■ Directions:
Look through the data below. Show each line where the string "meter" occurs.

Excerpts from an interface dataset:

________________

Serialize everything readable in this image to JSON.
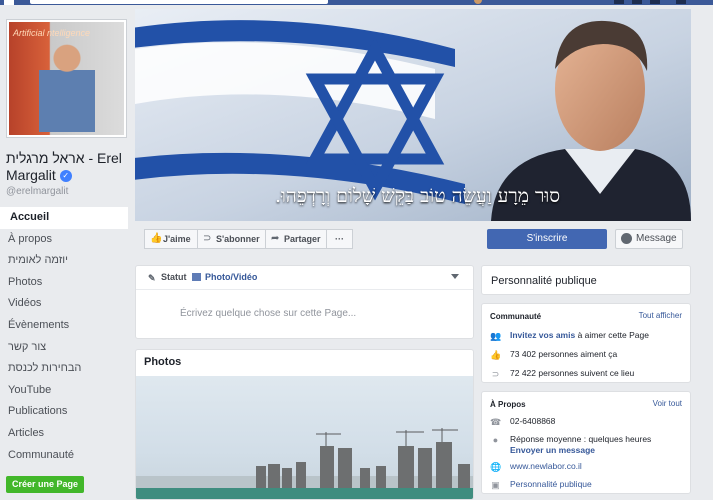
{
  "left": {
    "page_name": "אראל מרגלית - Erel Margalit",
    "handle": "@erelmargalit",
    "profile_photo_text": "Artificial ntelligence",
    "nav": [
      "Accueil",
      "À propos",
      "יוזמה לאומית",
      "Photos",
      "Vidéos",
      "Évènements",
      "צור קשר",
      "הבחירות לכנסת",
      "YouTube",
      "Publications",
      "Articles",
      "Communauté"
    ],
    "create_page": "Créer une Page"
  },
  "cover": {
    "quote": "סוּר מֵרָע וַעֲשֵׂה טוֹב בַּקֵּשׁ שָׁלוֹם וְרָדְפֵהוּ."
  },
  "actions": {
    "like": "J'aime",
    "follow": "S'abonner",
    "share": "Partager",
    "more": "···",
    "subscribe": "S'inscrire",
    "message": "Message"
  },
  "composer": {
    "status_tab": "Statut",
    "photo_tab": "Photo/Vidéo",
    "placeholder": "Écrivez quelque chose sur cette Page..."
  },
  "photos": {
    "title": "Photos"
  },
  "right": {
    "category": "Personnalité publique",
    "community": {
      "title": "Communauté",
      "see_all": "Tout afficher",
      "invite_link": "Invitez vos amis",
      "invite_rest": "à aimer cette Page",
      "likes": "73 402 personnes aiment ça",
      "followers": "72 422 personnes suivent ce lieu"
    },
    "about": {
      "title": "À Propos",
      "see_all": "Voir tout",
      "phone": "02-6408868",
      "response": "Réponse moyenne : quelques heures",
      "send_message": "Envoyer un message",
      "website": "www.newlabor.co.il",
      "category": "Personnalité publique"
    }
  },
  "colors": {
    "facebook_blue": "#3b5998",
    "button_blue": "#4267b2",
    "link_blue": "#365899",
    "create_green": "#42b72a",
    "background": "#e9ebee"
  },
  "icons": [
    "facebook-logo-icon",
    "thumbs-up-icon",
    "rss-icon",
    "share-arrow-icon",
    "chat-bubble-icon",
    "pencil-icon",
    "camera-icon",
    "people-icon",
    "phone-icon",
    "globe-icon",
    "tag-icon"
  ]
}
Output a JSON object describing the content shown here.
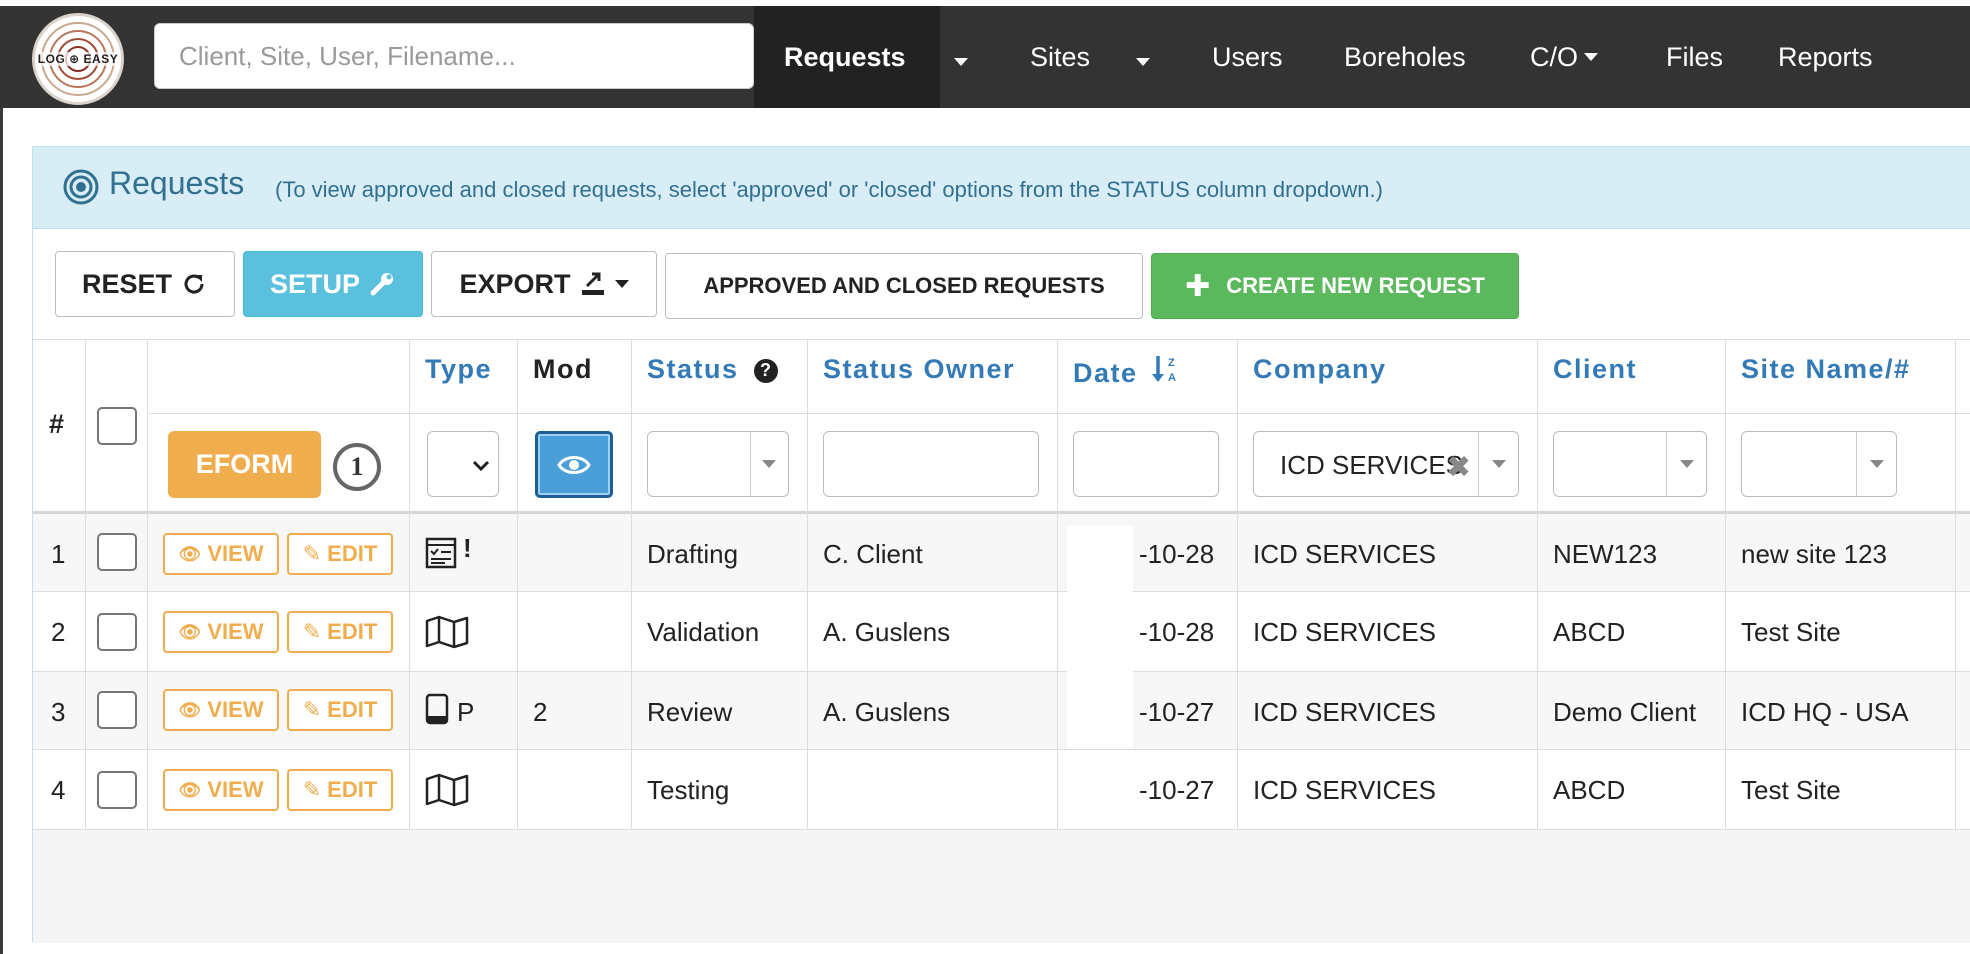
{
  "logo": {
    "text": "LOG ⊕ EASY"
  },
  "search": {
    "placeholder": "Client, Site, User, Filename..."
  },
  "nav": {
    "requests": "Requests",
    "sites": "Sites",
    "users": "Users",
    "boreholes": "Boreholes",
    "co": "C/O",
    "files": "Files",
    "reports": "Reports"
  },
  "panel": {
    "title": "Requests",
    "note": "(To view approved and closed requests, select 'approved' or 'closed' options from the STATUS column dropdown.)"
  },
  "toolbar": {
    "reset": "RESET",
    "setup": "SETUP",
    "export": "EXPORT",
    "approved_closed": "APPROVED AND CLOSED REQUESTS",
    "create": "CREATE NEW REQUEST"
  },
  "table": {
    "headers": {
      "num": "#",
      "type": "Type",
      "mod": "Mod",
      "status": "Status",
      "status_owner": "Status Owner",
      "date": "Date",
      "company": "Company",
      "client": "Client",
      "site": "Site Name/#"
    },
    "filters": {
      "eform": "EFORM",
      "eform_count": "1",
      "company_value": "ICD SERVICES"
    },
    "row_buttons": {
      "view": "VIEW",
      "edit": "EDIT"
    },
    "rows": [
      {
        "num": "1",
        "type_icon": "form-icon",
        "type_extra": "!",
        "mod": "",
        "status": "Drafting",
        "owner": "C. Client",
        "date": "-10-28",
        "company": "ICD SERVICES",
        "client": "NEW123",
        "site": "new site 123"
      },
      {
        "num": "2",
        "type_icon": "map-icon",
        "type_extra": "",
        "mod": "",
        "status": "Validation",
        "owner": "A. Guslens",
        "date": "-10-28",
        "company": "ICD SERVICES",
        "client": "ABCD",
        "site": "Test Site"
      },
      {
        "num": "3",
        "type_icon": "tablet-icon",
        "type_extra": "P",
        "mod": "2",
        "status": "Review",
        "owner": "A. Guslens",
        "date": "-10-27",
        "company": "ICD SERVICES",
        "client": "Demo Client",
        "site": "ICD HQ - USA"
      },
      {
        "num": "4",
        "type_icon": "map-icon",
        "type_extra": "",
        "mod": "",
        "status": "Testing",
        "owner": "",
        "date": "-10-27",
        "company": "ICD SERVICES",
        "client": "ABCD",
        "site": "Test Site"
      }
    ]
  },
  "colors": {
    "navbar": "#333333",
    "heading_bg": "#d9edf7",
    "heading_text": "#31708f",
    "link_blue": "#337ab7",
    "warning": "#f0ad4e",
    "info": "#5bc0de",
    "success": "#5cb85c"
  }
}
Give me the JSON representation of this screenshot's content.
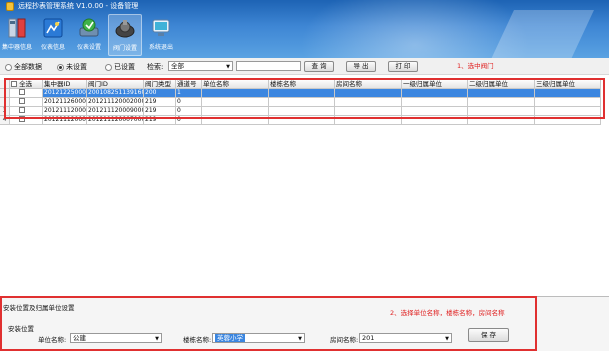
{
  "app": {
    "title": "远程抄表管理系统 V1.0.00 - 设备管理"
  },
  "toolbar": {
    "items": [
      {
        "label": "集中器信息",
        "icon": "concentrator-icon"
      },
      {
        "label": "仪表信息",
        "icon": "meter-info-icon"
      },
      {
        "label": "仪表设置",
        "icon": "meter-settings-icon"
      },
      {
        "label": "阀门设置",
        "icon": "valve-settings-icon"
      },
      {
        "label": "系统退出",
        "icon": "exit-icon"
      }
    ]
  },
  "filters": {
    "radios": [
      {
        "label": "全部数据",
        "checked": false
      },
      {
        "label": "未设置",
        "checked": true
      },
      {
        "label": "已设置",
        "checked": false
      }
    ],
    "search_label": "检索:",
    "search_value": "全部",
    "query_button": "查 询",
    "export_button": "导 出",
    "print_button": "打 印"
  },
  "grid": {
    "columns": [
      "全选",
      "集中器ID",
      "阀门ID",
      "阀门类型",
      "通道号",
      "单位名称",
      "楼栋名称",
      "房间名称",
      "一级归属单位",
      "二级归属单位",
      "三级归属单位"
    ],
    "rows": [
      {
        "num": "",
        "checked": false,
        "concentrator_id": "2012122500001",
        "valve_id": "2001082511391609",
        "valve_type": "200",
        "channel": "1",
        "unit": "",
        "building": "",
        "room": "",
        "lv1": "",
        "lv2": "",
        "lv3": "",
        "selected": true
      },
      {
        "num": "",
        "checked": false,
        "concentrator_id": "2012112600001",
        "valve_id": "2012111200020009",
        "valve_type": "219",
        "channel": "0",
        "unit": "",
        "building": "",
        "room": "",
        "lv1": "",
        "lv2": "",
        "lv3": "",
        "selected": false
      },
      {
        "num": "3",
        "checked": false,
        "concentrator_id": "2012111200009",
        "valve_id": "2012111200090000",
        "valve_type": "219",
        "channel": "0",
        "unit": "",
        "building": "",
        "room": "",
        "lv1": "",
        "lv2": "",
        "lv3": "",
        "selected": false
      },
      {
        "num": "4",
        "checked": false,
        "concentrator_id": "2012111200007",
        "valve_id": "2012111200070000",
        "valve_type": "219",
        "channel": "0",
        "unit": "",
        "building": "",
        "room": "",
        "lv1": "",
        "lv2": "",
        "lv3": "",
        "selected": false
      }
    ]
  },
  "bottom": {
    "title": "安装位置及归属单位设置",
    "group_label": "安装位置",
    "unit_label": "单位名称:",
    "unit_value": "公建",
    "building_label": "楼栋名称:",
    "building_value": "英蓉小学",
    "room_label": "房间名称:",
    "room_value": "201",
    "save_button": "保 存"
  },
  "annotations": {
    "step1": "1、选中阀门",
    "step2": "2、选择单位名称，楼栋名称，房间名称"
  },
  "colors": {
    "header_blue": "#2f74c4",
    "selection_blue": "#3b86e0",
    "annotation_red": "#e03030"
  }
}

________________

■ Task result:
        "icon": "meter-info-icon"
        "icon": "meter-settings-icon"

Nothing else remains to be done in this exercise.